With so many systems to choose from, how do you select the right LIMS for your lab? Below are some helpful words of advice to get you started on your journey of finding a LIMS.
Delivering on customer expectations is a shared and common goal for laboratories. Whether they are internal or external to your organisation, delighting customers is the ultimate reward for your work. Even when you have documented, implemented and trained procedures,
In this article we discuss four of the most common misconceptions about data security.
#1 "Desktop is more secure than web applications."
Desktop programs run locally on a PC whereas web applications run in a web browser via the internet. Most people believe data stored through a desktop program is more secure than browser based applications because the perceived control over data. Not all desktop programs store data within the local network. Some desktop programs access, send and store data on remote servers which is the same data storage method as web applications.
FDA 21 CFR Part 11. What can we learn from the US Secretary of State’s alleged 33,000 deleted emails?
By now we have all heard in the news about the alleged deleting of 33,000 e-mails by one of the candidates for the presidency of the USA. The suggestion is that, Hillary Clinton, the United States Secretary of State at that time, had exclusively used her private email server for official communications, rather than official State Department email accounts maintained on federal servers. Those official communications included thousands of emails that would later be marked classified by the State Department retroactively.
The CPhI conference in Barcelona did not fail to deliver on hot industry topics and trends in global pharma.
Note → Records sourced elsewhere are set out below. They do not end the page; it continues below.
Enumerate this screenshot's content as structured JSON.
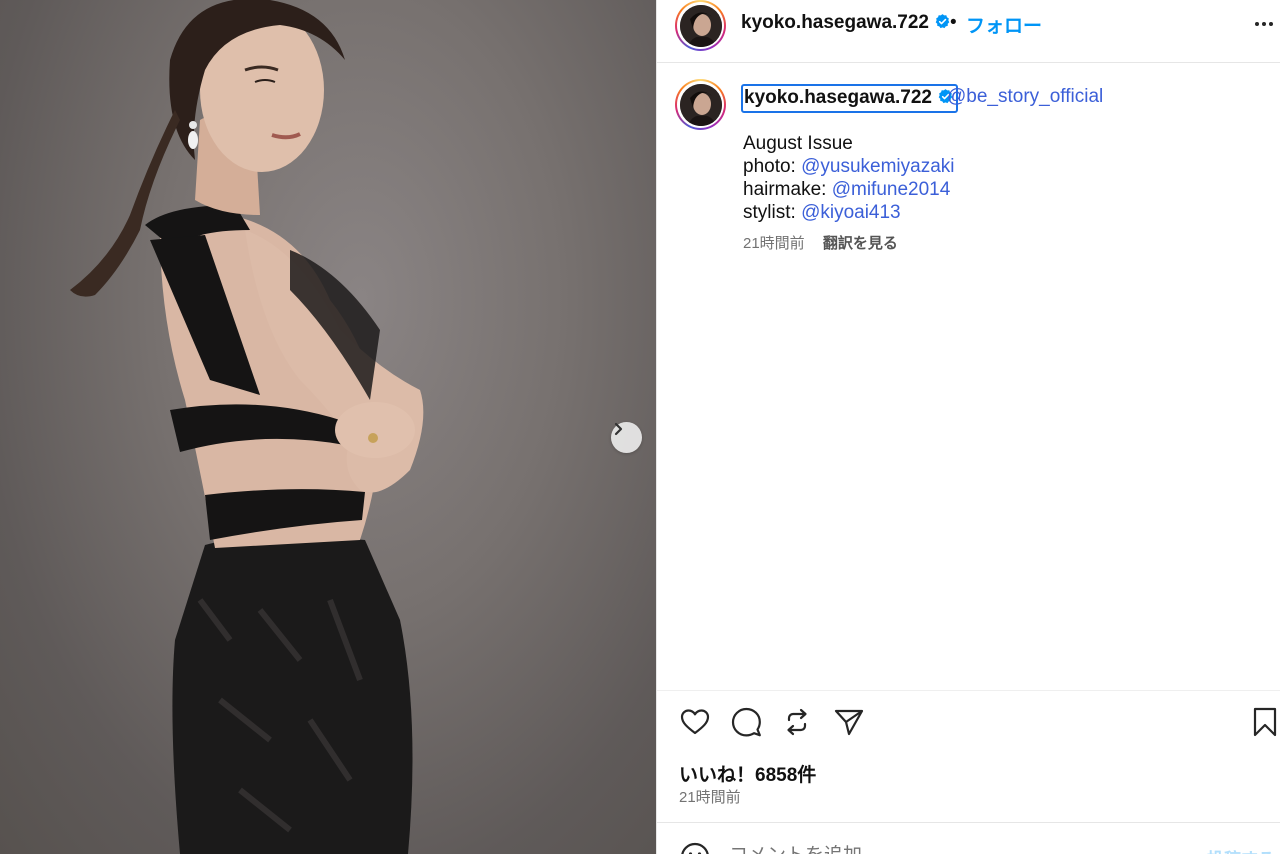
{
  "header": {
    "username": "kyoko.hasegawa.722",
    "separator": "•",
    "follow_label": "フォロー"
  },
  "caption": {
    "username": "kyoko.hasegawa.722",
    "mention": "@be_story_official",
    "lines": [
      {
        "label": "August Issue",
        "mention": ""
      },
      {
        "label": "photo: ",
        "mention": "@yusukemiyazaki"
      },
      {
        "label": "hairmake: ",
        "mention": "@mifune2014"
      },
      {
        "label": "stylist: ",
        "mention": "@kiyoai413"
      }
    ],
    "time": "21時間前",
    "translate_label": "翻訳を見る"
  },
  "footer": {
    "likes": "いいね！6858件",
    "time": "21時間前"
  },
  "comment": {
    "placeholder": "コメントを追加...",
    "post_label": "投稿する"
  },
  "icons": {
    "verified": "verified-badge-icon",
    "more": "more-options-icon",
    "like": "heart-icon",
    "comment": "comment-bubble-icon",
    "repost": "repost-icon",
    "share": "send-icon",
    "save": "bookmark-icon",
    "emoji": "emoji-icon",
    "next": "chevron-right-icon"
  },
  "colors": {
    "accent": "#0095f6",
    "mention": "#3b5fd8",
    "secondary_text": "#737373",
    "verified": "#0095f6"
  }
}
After meetings with clients, new contacts and industry thought leaders the Broughton team were well placed to gather commercial and technical opinions shaping the future direction, technologies, opportunities and threats in pharma.
First let’s address implementing change. This could be considered a lifelong study. I’ll cover this succinctly before moving onto problem solving and the root cause analysis pocket guide providing a simple technique for both. If we get the problem solving bit right then implementing change becomes a whole lot easier.
Decreased operational costs, increased capacity, and improved cash flow often follows the implementation of a Laboratory Information Management System (LIMS). Many laboratories have realised savings due to the installation or upgrading of a LIMS, an investment that pays off in the form of both hard and soft benefits. The hard benefits improve cash flow while the soft benefits, such as employee morale and customer satisfaction help reinforce them.
When you walk into the lab to start your shift, do you get excited to launch your LIMS or do you dread to use it because it’s too complicated? We all want to be excited to use LIMS, but in reality, there are so many reasons why we’re stuck with this complicated beast of a LIMS that we don’t want to use. “The business can’t afford to upgrade the system”, “We don’t have time to manage the project if we did change systems”, “The business bought this system without consulting the users so we have to use it” – the list of reasons could go on and on. Despite all the obvious reasons for not being excited to use a LIMS, there are genuine quality operational concerns for a lab using a LIMS too complicated for its users. These operational concerns are what I call the ‘side-effect’– muda.
Microorganisms are found everywhere. This can be in the air and water, on skin and other surfaces. When microbiological contamination occurs in pharmaceutical manufacturing, product batches are wasted, risking potential recalls and plant shutdowns. The effect of the contamination can include lost time and money for manufacturers, drug delays and shortages, and related loss of public confidence, potential fines and even criminal consequences.